BENJAMIN was born on January 17, 1706, the youngest son among seventeen children of Josiah Franklin, a Boston candlemaker. Long before his two years of education in the grammar school-and that was all the formal education he ever had-the boy learned to read and write, probably with some assistance. At ten he was put to work in his father's shop, but he never could make himself like dipping candles and cutting wicks all day long. In the end, feeling that the only thing his son ever really liked came from books, old Josiah consented to send the boy to his grownup son, James, to be an apprentice at the art of printing. But the older brother apparently was not aware of his baby-brother's talents -- and never came to recognize them, as he died prematurely in 1735 -- and treated Benjamin as one of his workers. Soon afterward, James started a newspaper, the New England Courant ( 1721) which published, among other material, fourteen articles signed by an unknown widow by the name of Silence Dogood, articles which turned out to be secretly written by young Benjamin.

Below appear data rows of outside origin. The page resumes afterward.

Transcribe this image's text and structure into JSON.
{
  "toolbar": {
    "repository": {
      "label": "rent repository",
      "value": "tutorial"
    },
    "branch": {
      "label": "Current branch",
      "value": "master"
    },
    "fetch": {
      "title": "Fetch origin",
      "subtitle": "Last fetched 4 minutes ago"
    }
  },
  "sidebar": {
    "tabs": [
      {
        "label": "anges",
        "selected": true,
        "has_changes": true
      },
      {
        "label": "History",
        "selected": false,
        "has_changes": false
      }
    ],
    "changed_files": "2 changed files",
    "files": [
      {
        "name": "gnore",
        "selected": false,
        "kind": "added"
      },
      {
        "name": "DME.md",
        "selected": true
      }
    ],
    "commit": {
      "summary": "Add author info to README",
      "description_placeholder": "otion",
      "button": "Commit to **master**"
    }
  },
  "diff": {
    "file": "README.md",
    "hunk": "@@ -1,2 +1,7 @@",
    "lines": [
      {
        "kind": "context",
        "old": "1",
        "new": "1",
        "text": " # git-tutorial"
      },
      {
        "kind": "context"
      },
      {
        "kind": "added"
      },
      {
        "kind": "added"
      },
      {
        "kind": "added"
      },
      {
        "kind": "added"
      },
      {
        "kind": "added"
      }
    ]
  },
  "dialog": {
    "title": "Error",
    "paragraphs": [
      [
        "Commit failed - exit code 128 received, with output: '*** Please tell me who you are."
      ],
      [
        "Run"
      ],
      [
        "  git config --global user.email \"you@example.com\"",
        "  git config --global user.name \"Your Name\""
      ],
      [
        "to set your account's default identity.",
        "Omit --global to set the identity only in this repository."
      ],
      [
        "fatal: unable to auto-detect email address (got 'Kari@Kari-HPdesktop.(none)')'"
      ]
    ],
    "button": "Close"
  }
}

This incident proved to be quite irritating to James.
As a result of the quarrel, young Franklin ran away and came to live in Philadelphia ( 1723), where he eventually opened a printing shop of his own. There he printed all kinds of things: leaflets, pamphlets and books. In 1729 he took over the publication of the Pennsylvania Gazette. And three years later he embarked upon a new venture, a calendar with witty and sound sayings, just the kind of practical wisdom which appealed to the colonists; this calendar known as Poor Richard's Almanack quickly became a literary and business success and continued appearing until 1757.
All along Franklin kept himself busy studying and learning. He read a great deal, including the works of Xenophon, Plutarch, Shaftesbury, and Locke. He mastered four languages, at least for the purposes of reading, namely French, Spanish, Italian, and Latin. For self-guidance, he wrote "articles of belief," dealing with the practical meaning of religion and morality, and found that good will may be described in terms of thirteen virtues, among them temperance, moderation, chastity, humility, fru-